Announced last week, Marconi became one of Dortmund’s five feeder clubs across the Asia-Pacific region, which also includes clubs from Thailand, Malaysia, China and Singapore.
Importantly for Australia, it could be just the beginning of the famous Black and Yellow’s presence.
“I think it (the Marconi partnership) is massive for us, it’s the first step for us into the Australian market,” BVB Asia-Pacific Managing Director Suresh Letchmanan said on Wednesday’s Daily Football Show.
“We were actually planning to go into Australia at a much earlier stage, but unfortunately we have strategies that have been placed and southeast Asia was of the biggest interest for us because of our existing partners there.
“Australia’s always been a big influence for us in terms of football, having identified or having seen the likes of Mitch Langerak and Mustafa Amini and Ned Zelic and there was an opportunity for us to have a further presence in Australia.
“But I think it had to take a while. We had to go through the processes and I think the opportunity for us this time, to go into Australia with Marconi, I think it will potentially open the floodgates for us.”
Dortmund’s vision for Australia could involve a preseason friendly as soon as 2020. In fact, the Sydney Morning Herald reported a match this year was almost locked in with Sydney FC, but a date could not be agreed by the clubs.
It could be on for next year though, and Dortmund are eager to make up some of the ground already covered by English and Spanish clubs.
Since 2012, the likes of Liverpool, Arsenal, Manchester City, Manchester United – who will return to Australia this July – Real Madrid and Atletico Madrid have all taken their brands to Australia in preseason friendlies or tournaments.
None of the Bundesliga powers have embarked on high-profile tours of Australia in the 21st century.
Over time, Dortmund have entrenched themselves as not only a Bundesliga power but a European one, featuring regularly in title races and in the Champions League knockout phase.
This season, they are atop the table, two points ahead of fierce rivals Bayern Munich.
The club’s famous – raucous – Yellow Wall is unmistakable and a constant highlight, and this season alone, Dortmund’s average home attendance sits at around 81,000.
Letchmanan said a friendly in Australia was a consideration for Dortmund officials, but in organising such a match, the club will be looking to return to Europe with more than just frequent flyer points.
And if it is not next year, the wait after that will not be long.

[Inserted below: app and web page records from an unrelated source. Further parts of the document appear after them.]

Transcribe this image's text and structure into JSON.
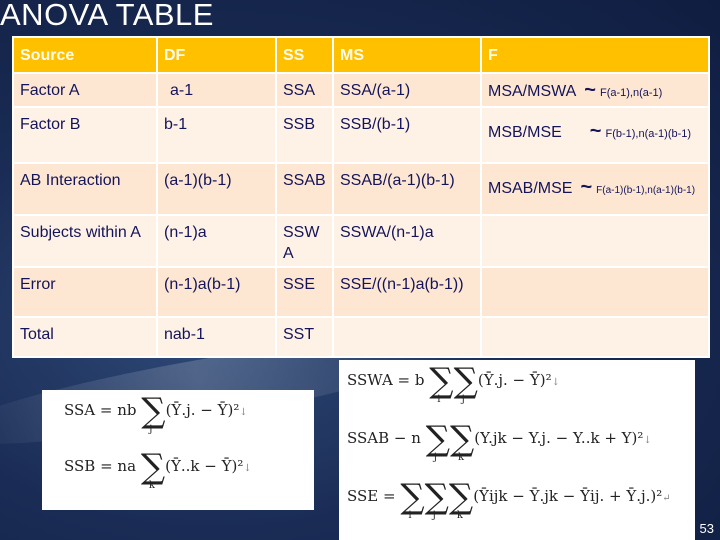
{
  "slide": {
    "title": "ANOVA TABLE",
    "page_number": "53"
  },
  "table": {
    "headers": [
      "Source",
      "DF",
      "SS",
      "MS",
      "F"
    ],
    "rows": [
      {
        "source": "Factor A",
        "df": "a-1",
        "ss": "SSA",
        "ms": "SSA/(a-1)",
        "f_main": "MSA/MSWA",
        "f_tilde": "~",
        "f_sub": "F(a-1),n(a-1)"
      },
      {
        "source": "Factor B",
        "df": "b-1",
        "ss": "SSB",
        "ms": "SSB/(b-1)",
        "f_main": "MSB/MSE",
        "f_tilde": "~",
        "f_sub": "F(b-1),n(a-1)(b-1)"
      },
      {
        "source": "AB Interaction",
        "df": "(a-1)(b-1)",
        "ss": "SSAB",
        "ms": "SSAB/(a-1)(b-1)",
        "f_main": "MSAB/MSE",
        "f_tilde": "~",
        "f_sub": "F(a-1)(b-1),n(a-1)(b-1)"
      },
      {
        "source": "Subjects within A",
        "df": "(n-1)a",
        "ss": "SSWA",
        "ms": "SSWA/(n-1)a",
        "f_main": "",
        "f_tilde": "",
        "f_sub": ""
      },
      {
        "source": "Error",
        "df": "(n-1)a(b-1)",
        "ss": "SSE",
        "ms": "SSE/((n-1)a(b-1))",
        "f_main": "",
        "f_tilde": "",
        "f_sub": ""
      },
      {
        "source": "Total",
        "df": "nab-1",
        "ss": "SST",
        "ms": "",
        "f_main": "",
        "f_tilde": "",
        "f_sub": ""
      }
    ]
  },
  "formulas_left": [
    {
      "lhs": "SSA = nb",
      "sums": [
        "j"
      ],
      "term": "(Ȳ.j. − Ȳ)²"
    },
    {
      "lhs": "SSB = na",
      "sums": [
        "k"
      ],
      "term": "(Ȳ..k − Ȳ)²"
    }
  ],
  "formulas_right": [
    {
      "lhs": "SSWA = b",
      "sums": [
        "i",
        "j"
      ],
      "term": "(Ȳ.j. − Ȳ)²"
    },
    {
      "lhs": "SSAB − n",
      "sums": [
        "j",
        "k"
      ],
      "term": "(Y.jk − Y.j. − Y..k + Y)²"
    },
    {
      "lhs": "SSE =",
      "sums": [
        "i",
        "j",
        "k"
      ],
      "term": "(Ȳijk − Ȳ.jk − Ȳij. + Ȳ.j.)²"
    }
  ]
}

“We run our own race. The competition for European clubs is out there. Southeast Asia, Asia and even Australia, it’s very much driven by the Premier League clubs and I think they’ve done much better homework in getting into the market earlier than the Bundesliga clubs … and also some of the Spanish clubs,” he added from Singapore.
“We had to find a real angle as to why we would like to go to a country like Australia. It mustn’t be purely a commercial angle that we’re looking at.
“We can obviously fill a stadium of 90,000. There must be a more emotional connection beneath that. Dortmund needs to do a little bit more to try and get a footprint in Australia to begin with.
“The likes of Liverpool and Real Madrid, they’re household brands, household names. I’m not saying we are playing second fiddle to clubs like them, but the marketing they have done way in advance probably gives them much more of a head start compared to a club like Borussia Dortmund.
“That doesn’t discount that we want to take the step to come to Australia, which I think at some stage over the next 12 months we are considering touring Australia.
“We have a good relationship with our former coach Jurgen Klopp and he mentioned to us and said, ‘guys, you need to come to Australia, it’s a different experience altogether’ and that’s something we took note of.
“We want to make sure that when we come there, we want to engage with our fans, we want to engage with the media, we want to connect with the people, the football industry as a whole.
“We don’t just want to fly in for a couple of days and fly out. That’s not our intention. We want to grow our fanbase and presence is so important for us … there must be something a little more tangible for us apart from a football game.”